The GOPe needs to be stirred out of its stupor.
At WSJ, "Republican Party Grapples With Prospect of a Trump Victory":
When it comes to Donald Trump, two strands of thought appear to be strengthening simultaneously in different camps of the Republican Party: He can’t possibly end up as the presidential nominee, and it looks increasingly likely that he may do just that.Frankly, I expect Trump to win the nomination. I'm more certain of it now than I was back in September and October. He's never lost his position as the GOP front-runner, and it's now quite possible he could win in the Hawkeye State. That would be a huge blow to Ted Cruz, who doesn't have a real firewall coming out of Iowa. Trump could go on to win New Hampshire and South Carolina, forcing some of the other candidates from the race. I don't expect a contested convention and never have.
On the first front, a series of prominent GOP pundits and strategists in recent days have issued barbed denunciations of the real-estate mogul. Mr. Trump as nominee “would pose a profound threat to the Republican Party,” wrote Peter Wehner, a former adviser to President George W. Bush. A Trump win, said former Bush speech writer Michael Gerson, would mark “a massive ideological and moral revision” of the GOP. Mark Salter, a longtime campaign adviser to Sen. John McCain, hit a more profane note, calling Mr. Trump “a mean-spirited, lying jerk.”
At the same time, if you trust the polls, Mr. Trump is gaining strength in the early states, and lags behind only in Iowa, where voters are set to kick things off in all of 11 days. Since 2000, among GOP candidates, the size and durability of Mr. Trump’s lead in national polls has been topped only by George W. Bush, who went into the Iowa caucuses with the support, on average, of around 60% of likely GOP voters. Mr. Trump now stands at around 35%, according to the Real Clear Politics running tally. His nearest rival, Texas Sen. Ted Cruz, comes in at 19%.
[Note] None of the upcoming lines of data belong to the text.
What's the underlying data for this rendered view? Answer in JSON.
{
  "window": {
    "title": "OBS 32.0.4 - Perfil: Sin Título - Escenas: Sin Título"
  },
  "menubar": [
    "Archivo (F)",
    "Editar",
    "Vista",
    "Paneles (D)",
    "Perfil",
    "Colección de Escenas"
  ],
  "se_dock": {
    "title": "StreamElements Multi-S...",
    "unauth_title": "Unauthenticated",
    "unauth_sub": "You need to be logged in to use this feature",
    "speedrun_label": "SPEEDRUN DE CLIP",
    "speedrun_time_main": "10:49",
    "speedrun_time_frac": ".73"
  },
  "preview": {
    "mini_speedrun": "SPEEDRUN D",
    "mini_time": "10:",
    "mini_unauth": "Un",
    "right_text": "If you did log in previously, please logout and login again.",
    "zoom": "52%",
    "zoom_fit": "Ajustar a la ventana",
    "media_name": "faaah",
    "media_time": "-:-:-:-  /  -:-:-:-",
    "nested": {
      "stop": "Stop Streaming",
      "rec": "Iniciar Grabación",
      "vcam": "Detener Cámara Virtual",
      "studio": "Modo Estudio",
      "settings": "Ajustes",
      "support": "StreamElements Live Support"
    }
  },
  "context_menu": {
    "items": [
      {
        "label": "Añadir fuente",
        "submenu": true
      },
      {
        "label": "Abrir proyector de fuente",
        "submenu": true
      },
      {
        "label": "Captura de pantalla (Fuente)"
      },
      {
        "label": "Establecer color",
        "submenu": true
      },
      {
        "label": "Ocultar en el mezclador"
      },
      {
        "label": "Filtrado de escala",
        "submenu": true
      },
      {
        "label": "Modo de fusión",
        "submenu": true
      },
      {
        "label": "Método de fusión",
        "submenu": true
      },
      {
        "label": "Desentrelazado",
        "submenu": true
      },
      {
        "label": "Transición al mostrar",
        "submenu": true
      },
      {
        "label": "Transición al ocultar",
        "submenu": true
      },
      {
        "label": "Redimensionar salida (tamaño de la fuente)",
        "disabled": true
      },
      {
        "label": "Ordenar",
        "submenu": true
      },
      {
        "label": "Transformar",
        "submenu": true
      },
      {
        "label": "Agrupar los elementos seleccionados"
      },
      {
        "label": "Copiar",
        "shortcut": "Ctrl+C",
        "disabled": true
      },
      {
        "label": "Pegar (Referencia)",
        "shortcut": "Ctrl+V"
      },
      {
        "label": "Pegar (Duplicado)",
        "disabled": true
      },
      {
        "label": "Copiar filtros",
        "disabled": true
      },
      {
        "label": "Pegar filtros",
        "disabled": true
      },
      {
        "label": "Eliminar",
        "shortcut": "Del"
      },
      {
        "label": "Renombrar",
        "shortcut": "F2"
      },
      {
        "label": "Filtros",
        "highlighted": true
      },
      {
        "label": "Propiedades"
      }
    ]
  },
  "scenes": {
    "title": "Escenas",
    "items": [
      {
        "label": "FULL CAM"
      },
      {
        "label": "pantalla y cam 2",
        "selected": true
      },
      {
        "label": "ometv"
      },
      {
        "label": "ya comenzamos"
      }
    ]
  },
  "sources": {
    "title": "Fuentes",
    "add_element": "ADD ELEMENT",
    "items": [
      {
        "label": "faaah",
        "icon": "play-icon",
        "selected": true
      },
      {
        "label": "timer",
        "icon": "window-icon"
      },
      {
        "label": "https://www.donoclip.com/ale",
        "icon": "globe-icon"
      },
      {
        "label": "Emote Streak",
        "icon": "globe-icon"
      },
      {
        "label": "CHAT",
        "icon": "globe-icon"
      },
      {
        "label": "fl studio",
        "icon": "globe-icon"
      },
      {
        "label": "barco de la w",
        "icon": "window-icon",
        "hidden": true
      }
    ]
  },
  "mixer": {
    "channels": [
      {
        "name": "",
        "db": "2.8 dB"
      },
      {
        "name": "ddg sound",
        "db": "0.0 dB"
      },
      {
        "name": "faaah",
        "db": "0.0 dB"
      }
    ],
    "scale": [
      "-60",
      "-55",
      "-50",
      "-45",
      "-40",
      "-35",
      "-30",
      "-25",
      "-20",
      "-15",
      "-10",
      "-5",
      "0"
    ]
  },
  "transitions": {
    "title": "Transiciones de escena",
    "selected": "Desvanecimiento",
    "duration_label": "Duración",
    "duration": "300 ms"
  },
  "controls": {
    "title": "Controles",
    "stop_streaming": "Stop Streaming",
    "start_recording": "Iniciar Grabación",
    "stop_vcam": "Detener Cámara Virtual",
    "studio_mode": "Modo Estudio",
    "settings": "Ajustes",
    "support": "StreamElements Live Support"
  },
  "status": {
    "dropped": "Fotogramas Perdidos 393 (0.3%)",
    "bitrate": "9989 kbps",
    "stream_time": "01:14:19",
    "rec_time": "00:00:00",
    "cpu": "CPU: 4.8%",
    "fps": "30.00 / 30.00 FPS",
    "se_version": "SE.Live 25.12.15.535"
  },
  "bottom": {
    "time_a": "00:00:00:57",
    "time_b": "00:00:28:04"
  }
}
Mr. Trump has his vulnerabilities. A solid third of Republicans say they can’t see themselves supporting him as the nominee, according to the latest Wall Street Journal/NBC News poll. (Then again, that is the lowest number of the cycle, and down from 74% last March.) In head-to-head races, according to the same poll, he would lose to Mr. Cruz in the primaries and to both Hillary Clinton and Sen. Bernie Sanders in the general election. In a hypothetical matchup against Mrs. Clinton, just 19% of nonwhite voters support him.
On the other hand, Mr. Trump has shown remarkable staying power, and appears to be assembling a disparate block of supporters that could portend surprises in many states. He continues to draw huge crowds in unlikely places, like Lowell, Mass., this month. In WSJ polling, his support among primary voters is similar to what then-Sen. Barack Obama had at this point in 2008, and stronger than Sen. John McCain that year or Mitt Romney four years later.
Just as importantly, both Mr. Trump and Mr. Cruz—as well as Mr. Sanders on the Democratic side—are showing signs they may expand the electorate in meaningful ways...
It's less than two weeks until it all starts to unfold. And it's less than a year now until the next president is sworn in. God, I can't wait.
(And while Florida doesn't voted until March 15th, Trump's got a huge 47 percent lead in the Sunshine State. The poll could be an outlier, but still. See Hot Air, "Florida poll: Trump 48, Cruz 16, Rubio 11, Bush 10; Update: Trump up 20 in new NH poll.")